◆ EXERCISE GOAL
Among the entries below, find the lines holding "Khanh" and copy them.

[Entries taken from a collection]
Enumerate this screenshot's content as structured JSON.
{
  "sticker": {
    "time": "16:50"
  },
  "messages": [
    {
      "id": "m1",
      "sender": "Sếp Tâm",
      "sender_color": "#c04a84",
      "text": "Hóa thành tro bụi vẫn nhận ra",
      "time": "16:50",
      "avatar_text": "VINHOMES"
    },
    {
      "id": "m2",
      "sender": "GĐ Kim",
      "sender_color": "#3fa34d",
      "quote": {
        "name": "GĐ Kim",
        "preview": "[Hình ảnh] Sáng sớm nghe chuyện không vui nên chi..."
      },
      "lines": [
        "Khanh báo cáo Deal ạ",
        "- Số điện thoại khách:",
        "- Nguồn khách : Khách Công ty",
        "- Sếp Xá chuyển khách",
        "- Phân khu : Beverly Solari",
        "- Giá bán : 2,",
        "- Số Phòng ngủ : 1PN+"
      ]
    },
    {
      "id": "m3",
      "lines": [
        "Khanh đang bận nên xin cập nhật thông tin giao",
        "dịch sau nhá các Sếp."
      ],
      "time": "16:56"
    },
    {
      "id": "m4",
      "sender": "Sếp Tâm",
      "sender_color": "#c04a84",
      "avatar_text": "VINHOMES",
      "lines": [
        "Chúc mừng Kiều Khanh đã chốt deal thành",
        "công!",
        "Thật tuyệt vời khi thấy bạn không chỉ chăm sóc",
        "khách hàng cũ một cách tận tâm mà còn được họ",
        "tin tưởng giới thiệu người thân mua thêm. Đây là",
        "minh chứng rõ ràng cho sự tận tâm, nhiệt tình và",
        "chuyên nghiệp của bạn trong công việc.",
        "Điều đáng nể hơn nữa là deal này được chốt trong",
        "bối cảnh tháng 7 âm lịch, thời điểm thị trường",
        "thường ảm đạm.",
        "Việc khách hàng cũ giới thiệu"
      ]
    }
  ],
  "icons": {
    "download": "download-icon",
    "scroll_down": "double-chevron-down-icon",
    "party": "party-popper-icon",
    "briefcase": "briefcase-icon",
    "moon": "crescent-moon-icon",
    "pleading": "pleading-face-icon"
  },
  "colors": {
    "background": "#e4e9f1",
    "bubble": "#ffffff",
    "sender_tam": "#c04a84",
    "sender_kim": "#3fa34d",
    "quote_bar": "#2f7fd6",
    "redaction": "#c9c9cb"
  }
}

◆ RESPONSE BELOW
        "Khanh báo cáo Deal ạ",
        "Khanh đang bận nên xin cập nhật thông tin giao",
        "Chúc mừng Kiều Khanh đã chốt deal thành",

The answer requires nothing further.